View details for DOI 10.1021/am5036626
View details for Web of Science ID 000341122000130
View details for PubMedID 25032791
Maintaining the pluripotency of mouse embryonic stem cells on gold nanoparticle layers with nanoscale but not microscale surface roughness
2014; 6 (12): 6959–69
Efficient control of the self-renewal and pluripotency maintenance of embryonic stem cell (ESC) is a prerequisite for translating stem cell technologies to clinical applications. Surface topography is one of the most important factors that regulates cell behaviors. In the present study, micro/nano topographical structures composed of a gold nanoparticle layer (GNPL) with nano-, sub-micro-, and microscale surface roughnesses were used to study the roles of these structures in regulating the behaviors of mouse ESCs (mESCs) under feeder-free conditions. The distinctive results from Oct-4 immunofluorescence staining and quantitative real-time polymerase chain reaction (qPCR) demonstrate that nanoscale and low sub-microscale surface roughnesses (Rq less than 392 nm) are conducive to the long-term maintenance of mESC pluripotency, while high sub-microscale and microscale surface roughnesses (Rq greater than 573 nm) result in a significant loss of mESC pluripotency and a faster undirectional differentiation, particularly in long-term culture. Moreover, the likely signalling cascades engaged in the topological sensing of mESCs were investigated and their role in affecting the maintenance of the long-term cell pluripotency was discussed by analyzing the expression of proteins related to E-cadherin mediated cell-cell adhesions and integrin-mediated focal adhesions (FAs). Additionally, the conclusions from MTT, cell morphology staining and alkaline phosphatase (ALP) activity assays show that the surface roughness can provide a potent regulatory signal for various mESC behaviors, including cell attachment, proliferation and osteoinduction.
View details for DOI 10.1039/c4nr01540a
View details for Web of Science ID 000337143900089
View details for PubMedID 24839204
Fast and green synthesis of smart glyco-surface via aqueous single electron transfer-living radical polymerization
Macromolecular Chemistry Physics
View details for DOI 10.1002/macp.201400227
- Enzyme-triggered supramolecular self-assembly of platinum prodrug with enhanced tumor-selective accumulation and reduced systemic toxicity JOURNAL OF MATERIALS CHEMISTRY B 2014; 2 (47): 8303–9
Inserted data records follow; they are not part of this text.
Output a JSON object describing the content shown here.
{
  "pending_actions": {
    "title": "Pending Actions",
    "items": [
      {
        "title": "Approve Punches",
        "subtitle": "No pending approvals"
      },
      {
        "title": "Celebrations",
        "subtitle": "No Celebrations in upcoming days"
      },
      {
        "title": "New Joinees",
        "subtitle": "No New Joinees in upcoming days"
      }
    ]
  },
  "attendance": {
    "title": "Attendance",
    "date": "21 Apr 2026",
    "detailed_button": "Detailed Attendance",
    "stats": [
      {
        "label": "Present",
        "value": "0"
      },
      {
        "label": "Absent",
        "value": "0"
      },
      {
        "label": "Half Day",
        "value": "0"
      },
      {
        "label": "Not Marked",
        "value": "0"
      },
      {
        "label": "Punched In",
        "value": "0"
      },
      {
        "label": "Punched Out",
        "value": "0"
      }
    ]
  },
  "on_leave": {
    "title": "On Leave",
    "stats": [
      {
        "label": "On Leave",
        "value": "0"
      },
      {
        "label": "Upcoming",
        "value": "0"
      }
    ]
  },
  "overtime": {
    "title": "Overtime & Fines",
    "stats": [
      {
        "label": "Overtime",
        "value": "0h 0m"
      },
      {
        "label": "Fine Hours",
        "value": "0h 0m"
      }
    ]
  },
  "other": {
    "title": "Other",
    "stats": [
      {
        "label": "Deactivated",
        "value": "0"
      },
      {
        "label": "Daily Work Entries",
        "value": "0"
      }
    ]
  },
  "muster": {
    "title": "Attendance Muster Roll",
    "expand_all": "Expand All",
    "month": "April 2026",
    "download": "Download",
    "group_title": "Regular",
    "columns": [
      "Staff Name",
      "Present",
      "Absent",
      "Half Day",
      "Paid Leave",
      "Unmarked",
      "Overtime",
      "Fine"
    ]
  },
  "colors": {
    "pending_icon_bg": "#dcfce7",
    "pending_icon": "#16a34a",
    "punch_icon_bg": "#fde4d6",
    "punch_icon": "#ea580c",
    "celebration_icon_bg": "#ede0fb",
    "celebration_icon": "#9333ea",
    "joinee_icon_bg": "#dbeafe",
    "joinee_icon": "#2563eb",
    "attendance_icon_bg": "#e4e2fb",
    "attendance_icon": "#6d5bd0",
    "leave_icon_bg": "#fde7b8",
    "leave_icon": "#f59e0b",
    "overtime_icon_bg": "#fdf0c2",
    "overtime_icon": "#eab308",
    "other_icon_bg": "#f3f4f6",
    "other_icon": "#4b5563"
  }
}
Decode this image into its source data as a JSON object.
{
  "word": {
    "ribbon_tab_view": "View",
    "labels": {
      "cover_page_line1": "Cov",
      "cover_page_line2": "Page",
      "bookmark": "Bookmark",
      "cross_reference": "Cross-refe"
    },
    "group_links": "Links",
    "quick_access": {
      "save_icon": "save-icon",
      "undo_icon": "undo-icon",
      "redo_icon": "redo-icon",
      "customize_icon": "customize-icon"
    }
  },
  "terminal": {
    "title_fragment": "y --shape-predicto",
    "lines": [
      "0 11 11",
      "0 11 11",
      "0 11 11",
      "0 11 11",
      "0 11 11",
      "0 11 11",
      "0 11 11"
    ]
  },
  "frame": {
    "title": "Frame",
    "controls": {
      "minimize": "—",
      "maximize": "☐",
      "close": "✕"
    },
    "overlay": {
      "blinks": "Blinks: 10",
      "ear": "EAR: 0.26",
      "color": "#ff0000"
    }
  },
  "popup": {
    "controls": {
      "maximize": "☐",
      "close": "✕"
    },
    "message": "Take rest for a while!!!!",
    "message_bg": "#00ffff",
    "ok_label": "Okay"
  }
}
- Incorporation of tyrosine phosphate into tetraphenylethylene affords an amphiphilic molecule for alkaline phosphatase detection, hydrogelation and calcium mineralization JOURNAL OF MATERIALS CHEMISTRY B 2013; 1 (41): 5550–56